Putting LGBT-themed books behind closed doors is censorship that denies children supportive resources
I am outraged that children’s books about same-sex families have been removed from public library shelves in Hong Kong (“LGBT-themed books removed from library shelves”, June 21). This goes against the Unesco Public Libraries Manifesto that Hong Kong follows, which instructs libraries to be places of “free and unlimited access to knowledge, thought, culture and information”.
Despite Hong Kong not yet legalising gay marriage, the LBGT community exists here and many members are raising children. It is important for these children to see themselves represented in books and also for other children to see that loving families come in many shapes and sizes. Respect for others and an acceptance of difference are important values for children to learn.
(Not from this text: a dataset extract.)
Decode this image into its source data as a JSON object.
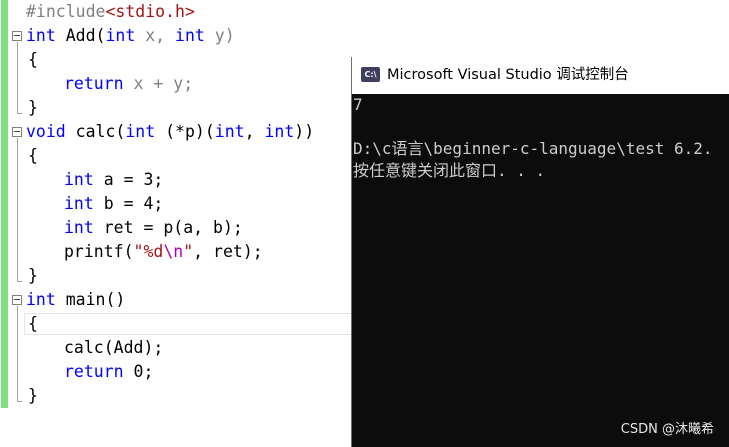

The youth of Hong Kong have some of the highest stress levels in the world. Likewise, youth in the LGBT community worldwide have higher than average rates of mental health issues. Removing books with gay themes sends the message to at-risk young people that same-sex families are “wrong” and need to be hidden away. I worry about the effect this could have on young people in Hong Kong who may be exploring their sexuality. Instead of discrimination, they need to be supported and valued.
There is no justification for removing picture books that promote diversity, tolerance and love. It is unbelievable that this censorship has occurred, and that pressure from anti-gay groups should sway government decisions. This is not the Hong Kong I want my child to grow up in. Our children deserve better.
Emily Sim, Shek Tong Tsui